Semantic versioning but not as we’d like it Jim.

Or maybe it is… It’s just that when you look into what Golang is asking for here, you find out what this person (89z) found out here about the increased maintenance overhead. And do please observe their workaround (because my magic eight-ball 🎱 is calling me about my future…).

Golang cannot delete the rogue versions and there is no period of grace. They can only delete the entire package and ask that you create a new library with an entirely different path, e.g. I could use exponential-decay/spargo.

The convention means my Github tags do not align with Golang’s. Users of my package are going to get two different experiences. It is pretty messy. And I don’t feel happy that I have lost the ability to change it either. I feel pretty stupid and embarrassed about it; that I have opened myself for criticism, and yeah, that’s not a great feeling.

So what Ross? Stop whining!

So, I chatted to Richard (the Siegfried maintainer), and they pointed me at the retract directive which is only just available in Golang 1.16. It’s pretty similar to what 89z did above, but using the infrastructure a little more.

So I’ll find my way back to something “less of a mess”.

What I wanted to express was that before I reached out. I was pretty close to creating an entirely new package and going through the tagging process again (note: I’ve already been through it once since the issue arose and have completely messed up my own versioning to try and satisfy pkg.go.dev). I was also pretty close to deleting the original package, but this seems like it has the potential to mess up Siegfried at some point. So it doesn’t look like a great idea.

That is to say, despite my best efforts; literally, over the course of 8.5 hours, very deliberately, following through on everything I’ve learned in my work, I was pretty much at a loss. And, now, with a workaround in sight, I’m not feeling any better about the situation. And it brings back a lot of memories of inflexible or unforgiving aspects of technology, and y’all might find yourself facing it at times.
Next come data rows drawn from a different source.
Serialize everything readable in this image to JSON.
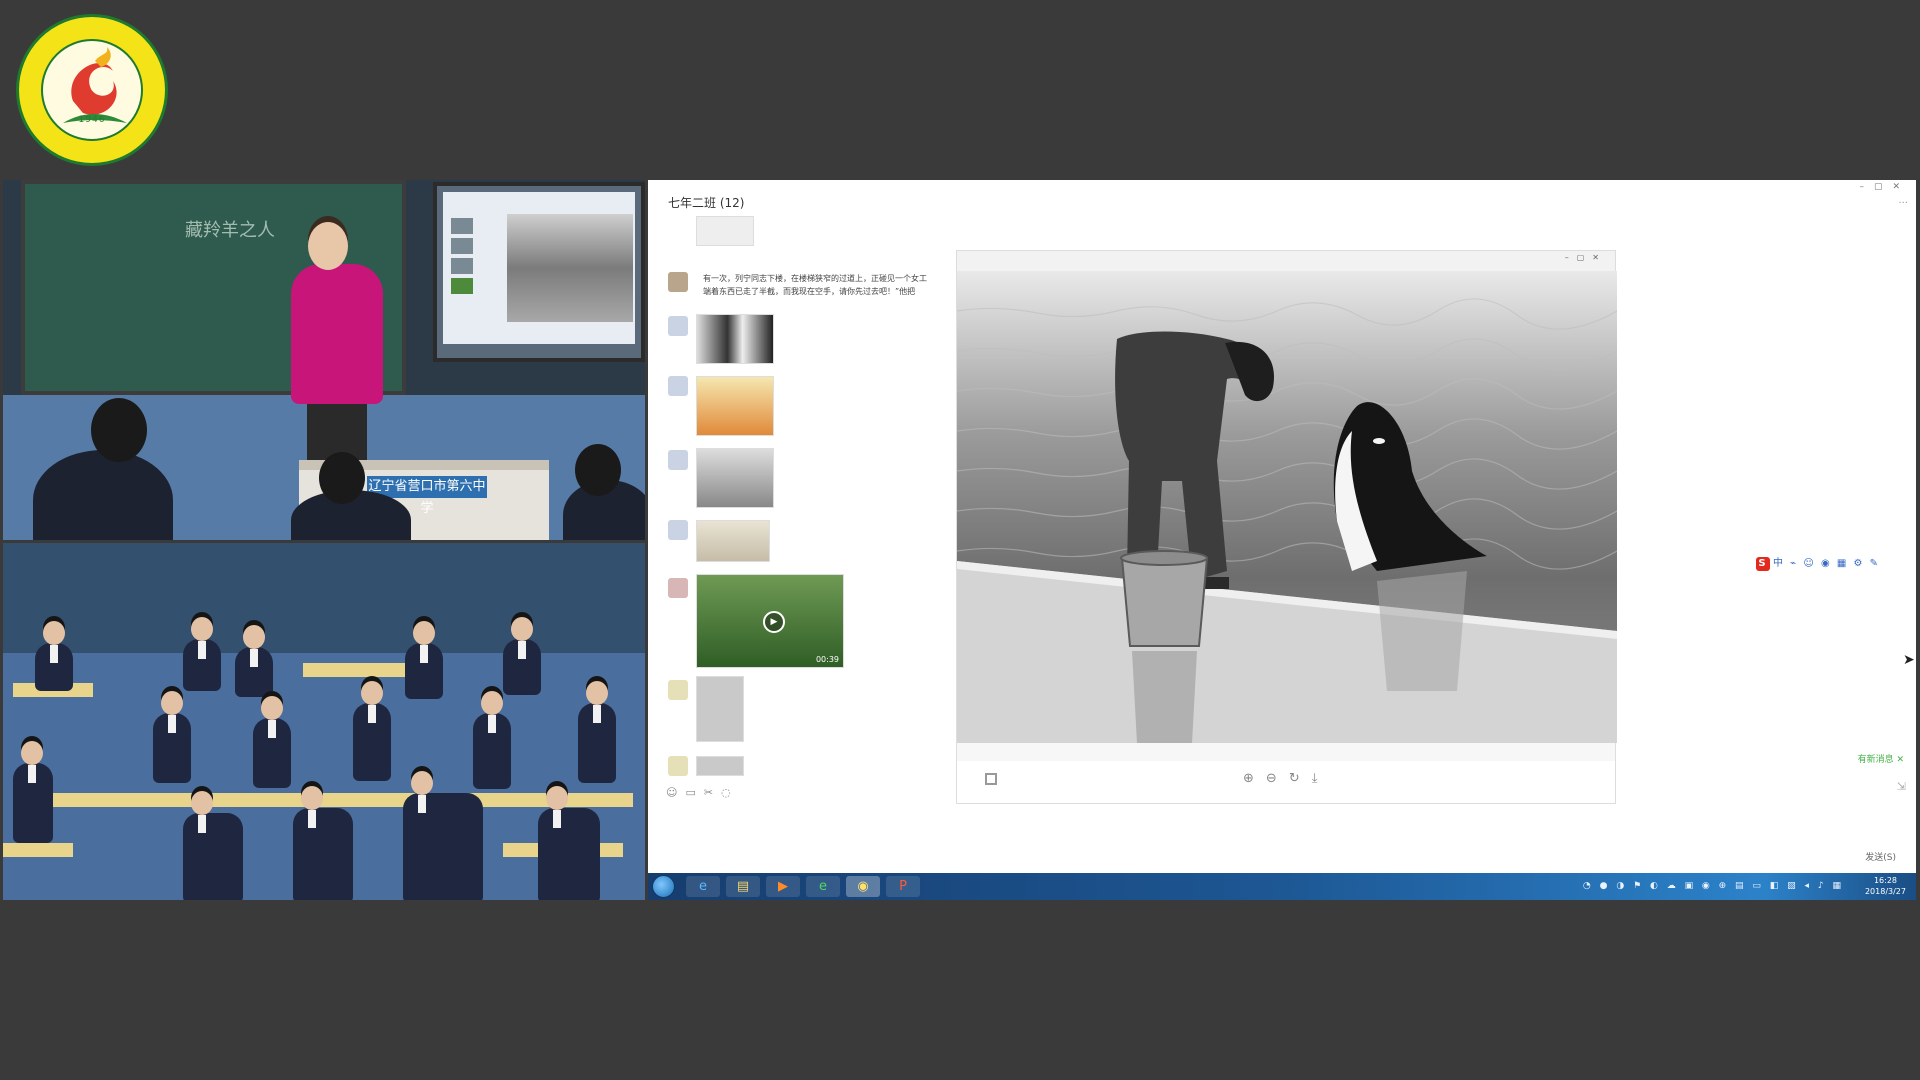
{
  "logo": {
    "year": "1946"
  },
  "classroom": {
    "board_title": "藏羚羊之人",
    "desk_sign": "辽宁省营口市第六中学"
  },
  "chat": {
    "title": "七年二班 (12)",
    "message_text": "有一次，列宁同志下楼，在楼梯狭窄的过道上，正碰见一个女工端着东西已走了半截，而我现在空手，请你先过去吧！”他把",
    "video_duration": "00:39",
    "tools": [
      "☺",
      "▭",
      "✂",
      "◌"
    ]
  },
  "viewer": {
    "controls": [
      "–",
      "▢",
      "✕"
    ],
    "zoom_in": "⊕",
    "zoom_out": "⊖",
    "rotate": "↻",
    "download": "⤓"
  },
  "ime": {
    "logo": "S",
    "mode": "中"
  },
  "notifications": {
    "new_messages": "有新消息"
  },
  "send": {
    "label": "发送(S)"
  },
  "taskbar": {
    "apps": [
      "e",
      "▤",
      "▶",
      "e",
      "◉",
      "P"
    ],
    "time": "16:28",
    "date": "2018/3/27"
  },
  "colors": {
    "accent": "#1d5794",
    "teacher": "#c8157a",
    "chalkboard": "#2f5a4e"
  }
}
I feel like giving up would have been just fine here. But at some point I’ll be glad I’ve persisted, and I’ll be able to apply my learnings here to the next package I write (it’s not far from being released, so…).
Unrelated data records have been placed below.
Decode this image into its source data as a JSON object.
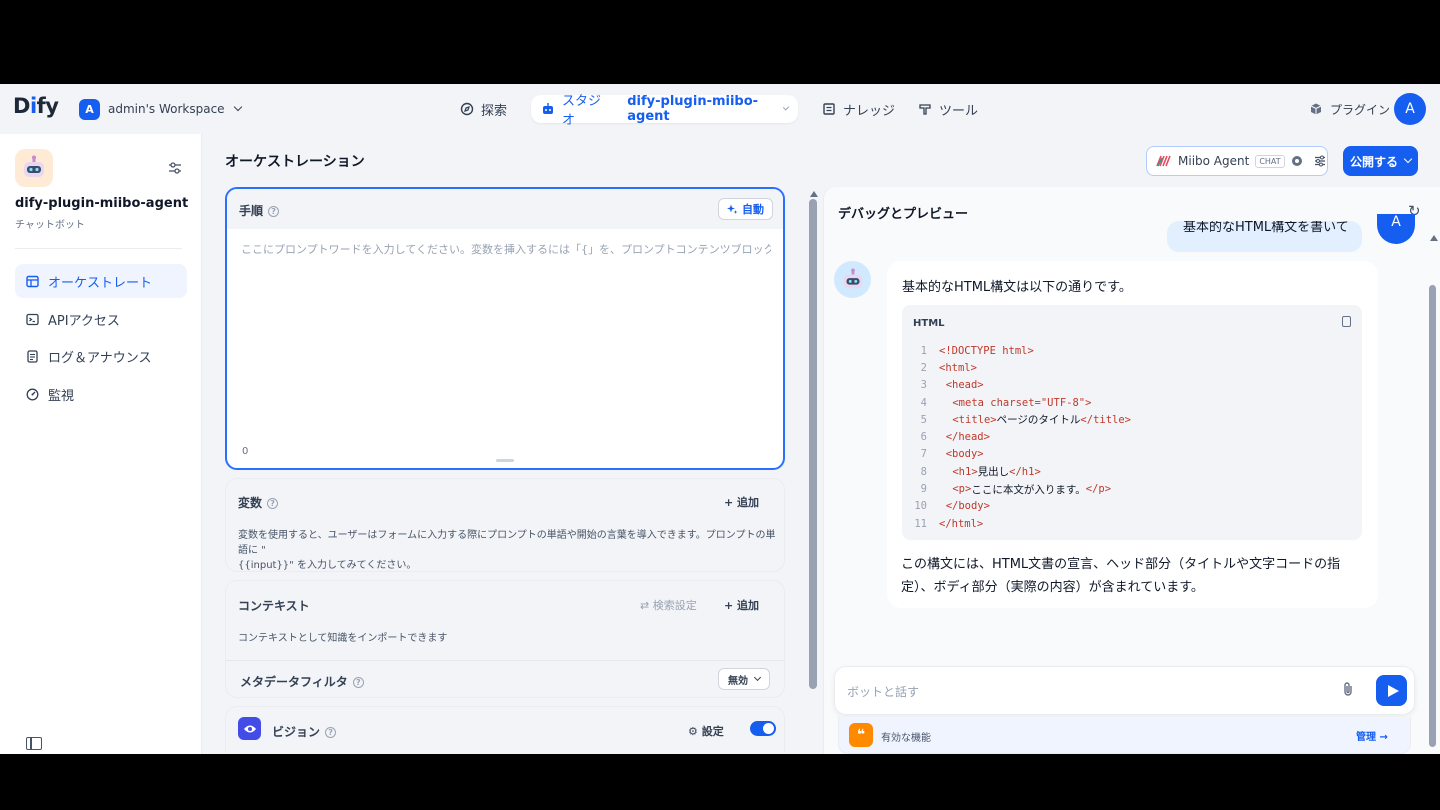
{
  "nav": {
    "logo_pre": "D",
    "logo_i": "i",
    "logo_post": "fy",
    "workspace_initial": "A",
    "workspace_name": "admin's Workspace",
    "explore": "探索",
    "studio": "スタジオ",
    "current_app": "dify-plugin-miibo-agent",
    "knowledge": "ナレッジ",
    "tools": "ツール",
    "plugins": "プラグイン",
    "user_initial": "A"
  },
  "sidebar": {
    "app_name": "dify-plugin-miibo-agent",
    "app_type": "チャットボット",
    "items": [
      {
        "label": "オーケストレート",
        "icon": "layout-icon",
        "active": true
      },
      {
        "label": "APIアクセス",
        "icon": "terminal-icon",
        "active": false
      },
      {
        "label": "ログ＆アナウンス",
        "icon": "doc-icon",
        "active": false
      },
      {
        "label": "監視",
        "icon": "monitor-icon",
        "active": false
      }
    ]
  },
  "orchestration": {
    "title": "オーケストレーション",
    "instructions": {
      "label": "手順",
      "auto_label": "自動",
      "placeholder": "ここにプロンプトワードを入力してください。変数を挿入するには「{」を、プロンプトコンテンツブロックを挿入するには...",
      "char_count": "0"
    },
    "variables": {
      "label": "変数",
      "add_label": "追加",
      "description_line1": "変数を使用すると、ユーザーはフォームに入力する際にプロンプトの単語や開始の言葉を導入できます。プロンプトの単語に \"",
      "description_line2": "{{input}}\" を入力してみてください。"
    },
    "context": {
      "label": "コンテキスト",
      "retrieval_settings": "検索設定",
      "add_label": "追加",
      "description": "コンテキストとして知識をインポートできます",
      "metadata_filter_label": "メタデータフィルタ",
      "metadata_filter_value": "無効"
    },
    "vision": {
      "label": "ビジョン",
      "settings_label": "設定",
      "enabled": true
    }
  },
  "header_right": {
    "model_name": "Miibo Agent",
    "model_tag": "CHAT",
    "publish_label": "公開する"
  },
  "debug": {
    "title": "デバッグとプレビュー",
    "user_message": "基本的なHTML構文を書いて",
    "user_initial": "A",
    "answer_intro": "基本的なHTML構文は以下の通りです。",
    "code_lang": "HTML",
    "code_lines": [
      {
        "n": "1",
        "parts": [
          {
            "t": "<!DOCTYPE html>",
            "c": "tag"
          }
        ]
      },
      {
        "n": "2",
        "parts": [
          {
            "t": "<html>",
            "c": "tag"
          }
        ]
      },
      {
        "n": "3",
        "parts": [
          {
            "t": "  ",
            "c": "txt"
          },
          {
            "t": "<head>",
            "c": "tag"
          }
        ]
      },
      {
        "n": "4",
        "parts": [
          {
            "t": "    ",
            "c": "txt"
          },
          {
            "t": "<meta charset=\"UTF-8\">",
            "c": "tag"
          }
        ]
      },
      {
        "n": "5",
        "parts": [
          {
            "t": "    ",
            "c": "txt"
          },
          {
            "t": "<title>",
            "c": "tag"
          },
          {
            "t": "ページのタイトル",
            "c": "txt"
          },
          {
            "t": "</title>",
            "c": "tag"
          }
        ]
      },
      {
        "n": "6",
        "parts": [
          {
            "t": "  ",
            "c": "txt"
          },
          {
            "t": "</head>",
            "c": "tag"
          }
        ]
      },
      {
        "n": "7",
        "parts": [
          {
            "t": "  ",
            "c": "txt"
          },
          {
            "t": "<body>",
            "c": "tag"
          }
        ]
      },
      {
        "n": "8",
        "parts": [
          {
            "t": "    ",
            "c": "txt"
          },
          {
            "t": "<h1>",
            "c": "tag"
          },
          {
            "t": "見出し",
            "c": "txt"
          },
          {
            "t": "</h1>",
            "c": "tag"
          }
        ]
      },
      {
        "n": "9",
        "parts": [
          {
            "t": "    ",
            "c": "txt"
          },
          {
            "t": "<p>",
            "c": "tag"
          },
          {
            "t": "ここに本文が入ります。",
            "c": "txt"
          },
          {
            "t": "</p>",
            "c": "tag"
          }
        ]
      },
      {
        "n": "10",
        "parts": [
          {
            "t": "  ",
            "c": "txt"
          },
          {
            "t": "</body>",
            "c": "tag"
          }
        ]
      },
      {
        "n": "11",
        "parts": [
          {
            "t": "</html>",
            "c": "tag"
          }
        ]
      }
    ],
    "answer_outro": "この構文には、HTML文書の宣言、ヘッド部分（タイトルや文字コードの指定）、ボディ部分（実際の内容）が含まれています。",
    "input_placeholder": "ボットと話す",
    "features_label": "有効な機能",
    "manage_label": "管理 →"
  },
  "colors": {
    "accent": "#155eef",
    "code_tag": "#c0392b"
  }
}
And this “trauma” will be a distant memory. But in the moment, yeah, it sucks. So I feel you if that’s you today as well.

So what did I learn?

I asked myself, could I have done this differently? I’m not really sure. I followed one convention (and if I got that wrong, please let me know in the comments). And what I needed to do was have intimate knowledge of the Golang module system and its limitations. I don’t feel I had the capacity for that at the time. Now I do.

I feel like this is a workflow for someone who is expected not to make mistakes. It promotes a rigidity that I don’t think plays well with code evolution, and certainly not learning.

Sometimes there is too much weight thrown behind semver as well. Who hasn’t happily sat on 0.x.x or 1.x.x for a significant period of time just because its easier than having to explain “a breaking change” 😱.

I am also a believer that the refactoring we need to do of our code is never complete. Especially for the work that takes some use to understand – I didn’t have all the answers about what a SPARQL library needed and needed to publish it so others could help contribute to that if they liked.

Golang uses the assumption that packages are “experimental” until a 1.0.0. is released – if that’s the case why semver?

Perhaps I should just stay “experimental” – it sounds cooler.

Either way, it’s a reminder, that no matter how hard you try sometimes you can’t get it right. But also, all “standards” are artificial constructs, it’s a weakness today but you’re going to use that to your strength other days. So, keep trying.

Acknowledgements

  • The Golang Gopher at the top of this post was drawn and created by artist Renée French.